§ Problem details
Pick every line from the data that holds the word "color".

(Beginning of Task data)

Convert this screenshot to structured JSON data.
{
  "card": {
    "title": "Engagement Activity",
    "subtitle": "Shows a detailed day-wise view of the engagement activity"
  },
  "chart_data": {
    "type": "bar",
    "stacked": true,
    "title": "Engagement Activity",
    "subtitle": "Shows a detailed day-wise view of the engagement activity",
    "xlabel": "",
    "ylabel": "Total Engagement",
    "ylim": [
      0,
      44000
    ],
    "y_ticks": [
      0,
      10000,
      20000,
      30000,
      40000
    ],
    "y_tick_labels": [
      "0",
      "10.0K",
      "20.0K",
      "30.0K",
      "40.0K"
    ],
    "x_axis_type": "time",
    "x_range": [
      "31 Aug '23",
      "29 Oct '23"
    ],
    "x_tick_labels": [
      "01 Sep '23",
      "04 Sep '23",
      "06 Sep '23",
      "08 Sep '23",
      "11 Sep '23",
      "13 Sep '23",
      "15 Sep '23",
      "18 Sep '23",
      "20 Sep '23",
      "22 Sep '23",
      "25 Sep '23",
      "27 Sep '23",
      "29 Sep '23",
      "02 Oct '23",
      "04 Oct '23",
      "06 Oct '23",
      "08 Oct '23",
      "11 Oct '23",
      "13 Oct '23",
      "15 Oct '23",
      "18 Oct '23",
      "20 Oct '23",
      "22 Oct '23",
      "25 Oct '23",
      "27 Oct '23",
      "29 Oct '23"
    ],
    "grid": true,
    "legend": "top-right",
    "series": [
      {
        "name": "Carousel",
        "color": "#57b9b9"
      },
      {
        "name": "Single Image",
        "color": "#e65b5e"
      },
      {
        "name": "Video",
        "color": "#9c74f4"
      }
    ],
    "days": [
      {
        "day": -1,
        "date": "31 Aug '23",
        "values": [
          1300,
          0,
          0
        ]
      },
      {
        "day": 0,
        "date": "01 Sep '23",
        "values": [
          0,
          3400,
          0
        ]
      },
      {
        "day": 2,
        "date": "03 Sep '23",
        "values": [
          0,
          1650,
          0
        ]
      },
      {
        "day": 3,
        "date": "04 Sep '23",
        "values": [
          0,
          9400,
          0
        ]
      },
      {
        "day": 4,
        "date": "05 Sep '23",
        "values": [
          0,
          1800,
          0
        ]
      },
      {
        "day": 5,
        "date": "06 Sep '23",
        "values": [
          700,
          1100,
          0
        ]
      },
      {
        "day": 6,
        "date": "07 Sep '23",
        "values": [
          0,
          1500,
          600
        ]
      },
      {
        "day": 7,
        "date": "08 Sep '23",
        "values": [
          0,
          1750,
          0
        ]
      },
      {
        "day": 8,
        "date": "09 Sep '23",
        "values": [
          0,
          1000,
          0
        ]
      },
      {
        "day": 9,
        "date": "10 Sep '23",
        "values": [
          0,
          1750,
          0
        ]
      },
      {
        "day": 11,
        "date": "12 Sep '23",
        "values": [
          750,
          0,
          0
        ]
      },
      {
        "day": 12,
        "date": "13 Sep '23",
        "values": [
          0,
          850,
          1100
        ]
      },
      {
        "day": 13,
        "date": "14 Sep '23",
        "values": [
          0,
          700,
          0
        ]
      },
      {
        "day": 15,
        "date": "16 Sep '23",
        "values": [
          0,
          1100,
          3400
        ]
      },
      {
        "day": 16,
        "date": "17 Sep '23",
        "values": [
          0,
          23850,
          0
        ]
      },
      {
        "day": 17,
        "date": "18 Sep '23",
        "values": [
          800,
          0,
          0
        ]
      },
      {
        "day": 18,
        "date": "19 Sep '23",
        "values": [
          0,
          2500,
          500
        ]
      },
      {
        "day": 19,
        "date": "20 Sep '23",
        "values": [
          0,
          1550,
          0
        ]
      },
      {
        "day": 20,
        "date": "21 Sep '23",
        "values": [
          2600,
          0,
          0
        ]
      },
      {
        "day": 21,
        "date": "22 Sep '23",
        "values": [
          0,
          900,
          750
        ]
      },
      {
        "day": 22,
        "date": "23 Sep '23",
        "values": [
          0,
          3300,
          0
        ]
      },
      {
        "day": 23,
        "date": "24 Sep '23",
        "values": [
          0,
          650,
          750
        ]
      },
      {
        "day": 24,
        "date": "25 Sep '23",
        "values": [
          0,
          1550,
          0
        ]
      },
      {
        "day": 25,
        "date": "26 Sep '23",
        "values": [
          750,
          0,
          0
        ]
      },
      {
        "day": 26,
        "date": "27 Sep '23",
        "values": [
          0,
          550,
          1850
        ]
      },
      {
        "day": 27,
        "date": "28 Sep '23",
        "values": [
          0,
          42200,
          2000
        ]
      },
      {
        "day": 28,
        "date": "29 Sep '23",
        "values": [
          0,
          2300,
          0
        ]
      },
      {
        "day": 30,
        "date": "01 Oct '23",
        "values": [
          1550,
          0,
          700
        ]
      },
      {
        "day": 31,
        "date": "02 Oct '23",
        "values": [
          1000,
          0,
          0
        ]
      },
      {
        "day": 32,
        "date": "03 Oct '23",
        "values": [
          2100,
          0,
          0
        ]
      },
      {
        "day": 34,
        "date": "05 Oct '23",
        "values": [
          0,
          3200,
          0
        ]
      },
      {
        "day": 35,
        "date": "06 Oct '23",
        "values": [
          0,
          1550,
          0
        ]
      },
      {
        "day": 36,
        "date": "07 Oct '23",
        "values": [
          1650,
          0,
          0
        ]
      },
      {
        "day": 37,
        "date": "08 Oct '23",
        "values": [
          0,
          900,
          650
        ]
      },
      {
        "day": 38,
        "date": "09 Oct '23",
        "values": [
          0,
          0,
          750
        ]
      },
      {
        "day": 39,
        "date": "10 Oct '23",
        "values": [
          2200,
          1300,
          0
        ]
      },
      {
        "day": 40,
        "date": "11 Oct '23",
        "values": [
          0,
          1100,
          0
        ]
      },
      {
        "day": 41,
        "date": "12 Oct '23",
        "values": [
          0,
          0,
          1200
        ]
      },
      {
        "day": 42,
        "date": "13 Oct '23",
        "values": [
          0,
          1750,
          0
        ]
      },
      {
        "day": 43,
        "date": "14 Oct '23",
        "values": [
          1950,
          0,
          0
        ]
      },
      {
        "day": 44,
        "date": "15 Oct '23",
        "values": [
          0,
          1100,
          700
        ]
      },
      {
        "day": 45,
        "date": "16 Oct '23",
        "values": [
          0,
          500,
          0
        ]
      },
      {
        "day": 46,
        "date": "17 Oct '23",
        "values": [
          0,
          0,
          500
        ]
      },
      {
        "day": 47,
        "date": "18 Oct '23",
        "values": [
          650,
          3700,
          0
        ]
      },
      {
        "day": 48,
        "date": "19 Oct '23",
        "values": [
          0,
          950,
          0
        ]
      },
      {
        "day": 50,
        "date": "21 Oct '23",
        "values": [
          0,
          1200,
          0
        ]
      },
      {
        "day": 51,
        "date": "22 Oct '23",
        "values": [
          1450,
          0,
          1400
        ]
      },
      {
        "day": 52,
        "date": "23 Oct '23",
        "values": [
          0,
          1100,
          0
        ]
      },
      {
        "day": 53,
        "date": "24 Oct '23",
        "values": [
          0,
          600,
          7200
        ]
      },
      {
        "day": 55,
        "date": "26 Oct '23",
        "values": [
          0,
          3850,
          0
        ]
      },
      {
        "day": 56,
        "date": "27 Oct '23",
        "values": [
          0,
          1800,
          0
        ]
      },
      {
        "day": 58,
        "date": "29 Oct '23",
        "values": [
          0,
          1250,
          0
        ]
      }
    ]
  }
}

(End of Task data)

§ Answer box
        "color": "#57b9b9"
        "color": "#e65b5e"
        "color": "#9c74f4"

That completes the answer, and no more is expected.